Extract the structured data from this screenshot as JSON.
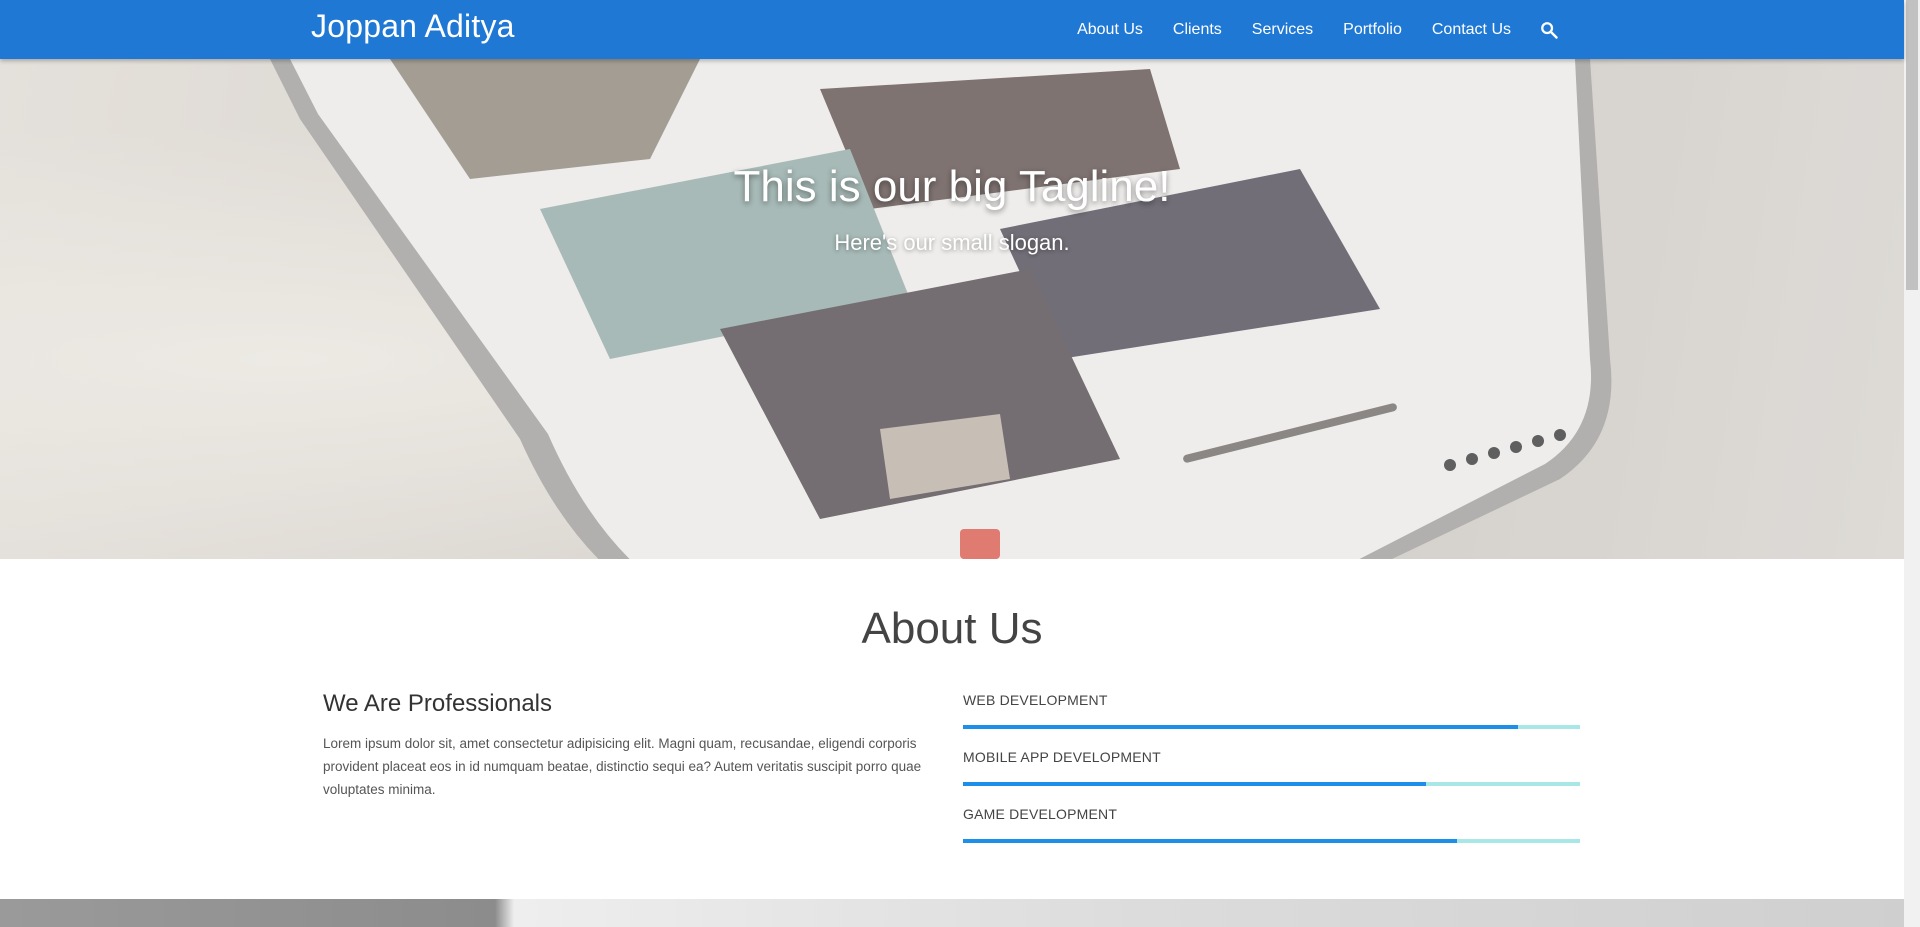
{
  "navbar": {
    "brand": "Joppan Aditya",
    "links": [
      "About Us",
      "Clients",
      "Services",
      "Portfolio",
      "Contact Us"
    ],
    "search_icon": "search-icon",
    "background": "#1e78d4"
  },
  "hero": {
    "title": "This is our big Tagline!",
    "subtitle": "Here's our small slogan."
  },
  "about": {
    "heading": "About Us",
    "subheading": "We Are Professionals",
    "body": "Lorem ipsum dolor sit, amet consectetur adipisicing elit. Magni quam, recusandae, eligendi corporis provident placeat eos in id numquam beatae, distinctio sequi ea? Autem veritatis suscipit porro quae voluptates minima.",
    "skills": [
      {
        "label": "WEB DEVELOPMENT",
        "percent": 90
      },
      {
        "label": "MOBILE APP DEVELOPMENT",
        "percent": 75
      },
      {
        "label": "GAME DEVELOPMENT",
        "percent": 80
      }
    ],
    "skill_fill_color": "#1e8fe8",
    "skill_track_color": "#a9e6e6"
  }
}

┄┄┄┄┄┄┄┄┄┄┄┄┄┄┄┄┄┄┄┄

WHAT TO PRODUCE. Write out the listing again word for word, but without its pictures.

SOLUTION TO THIS EXERCISE.
Extract the structured data from this screenshot as JSON.
{
  "navbar": {
    "brand": "Joppan Aditya",
    "links": [
      "About Us",
      "Clients",
      "Services",
      "Portfolio",
      "Contact Us"
    ],
    "search_icon": "search-icon",
    "background": "#1e78d4"
  },
  "hero": {
    "title": "This is our big Tagline!",
    "subtitle": "Here's our small slogan."
  },
  "about": {
    "heading": "About Us",
    "subheading": "We Are Professionals",
    "body": "Lorem ipsum dolor sit, amet consectetur adipisicing elit. Magni quam, recusandae, eligendi corporis provident placeat eos in id numquam beatae, distinctio sequi ea? Autem veritatis suscipit porro quae voluptates minima.",
    "skills": [
      {
        "label": "WEB DEVELOPMENT",
        "percent": 90
      },
      {
        "label": "MOBILE APP DEVELOPMENT",
        "percent": 75
      },
      {
        "label": "GAME DEVELOPMENT",
        "percent": 80
      }
    ],
    "skill_fill_color": "#1e8fe8",
    "skill_track_color": "#a9e6e6"
  }
}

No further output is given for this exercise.